I found an article showing Polk County, Florida (about four hours south of Jacksonville, Florida) police officers serving a search warrant looking for drugs. They did not realize that the owner of the house set up surveillance cameras in his house. While some of the police officers appeared to be searching the house, several others were playing Wii bowling, a popular new video game. You can read the article and see the video here.
I can honestly say I have never seen anything like this before. But the real question for the person charged with the drug crime(s) is what effect this improper police behavior will have on his case. The right to search the house was based on a search warrant. Assuming that search warrant was valid and based on probable cause, this behavior probably will not affect the police officers’ right to enter the house. However the Fourth Amendment protection against unreasonable searches and seizures also affects what the police can do once they enter the house pursuant to a valid search warrant.

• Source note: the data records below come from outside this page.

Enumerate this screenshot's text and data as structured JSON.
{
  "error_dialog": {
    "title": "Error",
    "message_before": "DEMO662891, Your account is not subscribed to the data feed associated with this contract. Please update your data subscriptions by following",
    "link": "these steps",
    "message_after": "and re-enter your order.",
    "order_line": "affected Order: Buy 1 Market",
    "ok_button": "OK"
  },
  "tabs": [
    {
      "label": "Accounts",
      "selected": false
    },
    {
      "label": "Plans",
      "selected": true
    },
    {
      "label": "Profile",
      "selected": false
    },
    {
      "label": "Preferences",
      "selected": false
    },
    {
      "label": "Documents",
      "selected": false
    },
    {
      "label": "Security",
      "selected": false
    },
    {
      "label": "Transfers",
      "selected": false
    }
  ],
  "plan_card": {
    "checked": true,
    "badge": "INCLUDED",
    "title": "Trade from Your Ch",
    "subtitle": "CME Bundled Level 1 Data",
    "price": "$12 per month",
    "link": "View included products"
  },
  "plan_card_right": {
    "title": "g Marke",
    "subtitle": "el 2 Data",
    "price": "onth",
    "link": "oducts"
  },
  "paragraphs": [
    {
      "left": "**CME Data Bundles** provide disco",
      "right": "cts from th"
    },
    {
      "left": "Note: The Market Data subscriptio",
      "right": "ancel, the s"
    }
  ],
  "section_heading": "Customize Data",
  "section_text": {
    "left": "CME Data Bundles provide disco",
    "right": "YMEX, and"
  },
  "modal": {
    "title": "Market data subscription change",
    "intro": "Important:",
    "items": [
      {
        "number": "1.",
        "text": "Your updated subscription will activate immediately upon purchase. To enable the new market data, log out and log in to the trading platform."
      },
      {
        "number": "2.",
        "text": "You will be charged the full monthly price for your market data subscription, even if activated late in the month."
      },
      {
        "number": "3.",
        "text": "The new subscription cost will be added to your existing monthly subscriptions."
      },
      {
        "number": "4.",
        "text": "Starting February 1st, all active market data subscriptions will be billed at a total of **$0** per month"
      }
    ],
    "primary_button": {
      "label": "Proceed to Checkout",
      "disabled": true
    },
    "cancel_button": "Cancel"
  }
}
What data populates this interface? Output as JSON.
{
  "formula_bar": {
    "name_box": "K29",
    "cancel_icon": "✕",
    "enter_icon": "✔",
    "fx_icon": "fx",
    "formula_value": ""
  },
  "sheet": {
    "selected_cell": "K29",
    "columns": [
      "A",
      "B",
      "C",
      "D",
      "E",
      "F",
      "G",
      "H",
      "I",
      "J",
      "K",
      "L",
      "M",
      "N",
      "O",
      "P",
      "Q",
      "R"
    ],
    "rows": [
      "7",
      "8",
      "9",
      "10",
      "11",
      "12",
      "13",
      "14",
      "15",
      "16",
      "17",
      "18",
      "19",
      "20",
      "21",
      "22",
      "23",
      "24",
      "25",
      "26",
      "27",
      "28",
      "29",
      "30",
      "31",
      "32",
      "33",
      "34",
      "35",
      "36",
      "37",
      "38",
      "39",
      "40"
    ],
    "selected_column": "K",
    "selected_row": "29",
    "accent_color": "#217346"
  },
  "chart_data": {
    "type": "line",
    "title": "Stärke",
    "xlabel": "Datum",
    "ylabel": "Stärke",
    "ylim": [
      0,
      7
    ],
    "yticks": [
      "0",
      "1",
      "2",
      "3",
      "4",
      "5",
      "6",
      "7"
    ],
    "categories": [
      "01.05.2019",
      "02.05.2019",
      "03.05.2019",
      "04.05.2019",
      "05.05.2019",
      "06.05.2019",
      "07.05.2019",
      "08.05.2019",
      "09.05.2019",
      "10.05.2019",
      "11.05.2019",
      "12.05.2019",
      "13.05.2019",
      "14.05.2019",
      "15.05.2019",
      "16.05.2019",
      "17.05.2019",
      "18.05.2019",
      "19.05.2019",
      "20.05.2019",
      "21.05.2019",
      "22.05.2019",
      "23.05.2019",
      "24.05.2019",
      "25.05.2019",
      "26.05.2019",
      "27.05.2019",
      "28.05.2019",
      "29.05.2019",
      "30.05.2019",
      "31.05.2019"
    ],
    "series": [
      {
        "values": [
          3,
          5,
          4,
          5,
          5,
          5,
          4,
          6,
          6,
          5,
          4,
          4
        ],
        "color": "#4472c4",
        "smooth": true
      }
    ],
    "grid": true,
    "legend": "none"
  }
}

The search of a house must be conducted as quickly and efficiently as necessary to search only for the items listed in the search warrant. Obviously, if police officers are playing video games rather than getting in, getting the search done and getting out, they are not abiding by their Fourth Amendment obligations. A criminal defense lawyer would file a Motion to Suppress based on the alleged Fourth Amendment violation to try and have any drug seized in the house thrown out. In any case, if the drug charges go to a jury, the criminal defense lawyer has a lot to argue about the reliability of the police and the manner in which the drug investigation was conducted.